# SUPPLIED INFORMATION
=-=-=

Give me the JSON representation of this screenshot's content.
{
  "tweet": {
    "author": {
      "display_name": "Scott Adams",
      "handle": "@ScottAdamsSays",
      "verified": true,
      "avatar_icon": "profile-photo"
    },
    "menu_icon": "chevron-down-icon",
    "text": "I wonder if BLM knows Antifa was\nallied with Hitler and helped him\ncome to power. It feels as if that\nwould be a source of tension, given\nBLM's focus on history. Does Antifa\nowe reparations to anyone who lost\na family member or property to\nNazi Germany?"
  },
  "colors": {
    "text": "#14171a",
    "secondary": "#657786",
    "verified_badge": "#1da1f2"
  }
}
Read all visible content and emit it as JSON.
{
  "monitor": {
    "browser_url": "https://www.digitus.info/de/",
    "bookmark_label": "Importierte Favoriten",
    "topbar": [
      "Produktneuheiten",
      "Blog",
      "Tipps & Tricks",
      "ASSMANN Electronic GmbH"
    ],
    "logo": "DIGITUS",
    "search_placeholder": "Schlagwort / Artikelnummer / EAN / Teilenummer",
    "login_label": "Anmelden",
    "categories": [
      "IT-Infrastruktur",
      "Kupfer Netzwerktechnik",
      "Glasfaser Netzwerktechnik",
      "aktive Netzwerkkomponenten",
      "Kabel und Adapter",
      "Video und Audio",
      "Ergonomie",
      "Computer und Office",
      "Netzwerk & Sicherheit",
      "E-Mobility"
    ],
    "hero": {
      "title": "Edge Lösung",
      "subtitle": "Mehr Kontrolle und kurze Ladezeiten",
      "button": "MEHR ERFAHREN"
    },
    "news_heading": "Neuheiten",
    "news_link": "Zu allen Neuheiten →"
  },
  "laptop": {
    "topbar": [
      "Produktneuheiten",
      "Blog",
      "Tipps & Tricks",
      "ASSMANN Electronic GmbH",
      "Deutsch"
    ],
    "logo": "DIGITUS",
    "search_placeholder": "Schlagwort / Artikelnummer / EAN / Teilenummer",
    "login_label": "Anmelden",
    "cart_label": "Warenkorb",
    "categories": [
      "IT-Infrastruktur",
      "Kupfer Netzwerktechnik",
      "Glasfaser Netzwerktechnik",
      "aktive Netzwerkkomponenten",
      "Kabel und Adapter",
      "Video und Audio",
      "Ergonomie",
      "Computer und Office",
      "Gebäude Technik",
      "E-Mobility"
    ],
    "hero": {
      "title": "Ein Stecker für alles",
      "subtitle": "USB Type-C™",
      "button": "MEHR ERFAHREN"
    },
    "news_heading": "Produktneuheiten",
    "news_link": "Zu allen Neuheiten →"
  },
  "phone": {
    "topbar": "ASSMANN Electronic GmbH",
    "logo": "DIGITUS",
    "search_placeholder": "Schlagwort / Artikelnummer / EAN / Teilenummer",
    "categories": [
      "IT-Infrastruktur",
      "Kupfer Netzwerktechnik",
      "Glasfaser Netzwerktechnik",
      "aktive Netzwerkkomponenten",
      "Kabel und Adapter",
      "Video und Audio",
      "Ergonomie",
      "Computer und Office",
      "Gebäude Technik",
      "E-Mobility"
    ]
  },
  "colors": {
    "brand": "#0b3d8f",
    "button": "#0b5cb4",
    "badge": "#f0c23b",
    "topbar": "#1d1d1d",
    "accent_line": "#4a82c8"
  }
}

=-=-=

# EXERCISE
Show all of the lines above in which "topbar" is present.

# WRITTEN RESPONSE
    "topbar": [
    "topbar": [
    "topbar": "ASSMANN Electronic GmbH",
    "topbar": "#1d1d1d",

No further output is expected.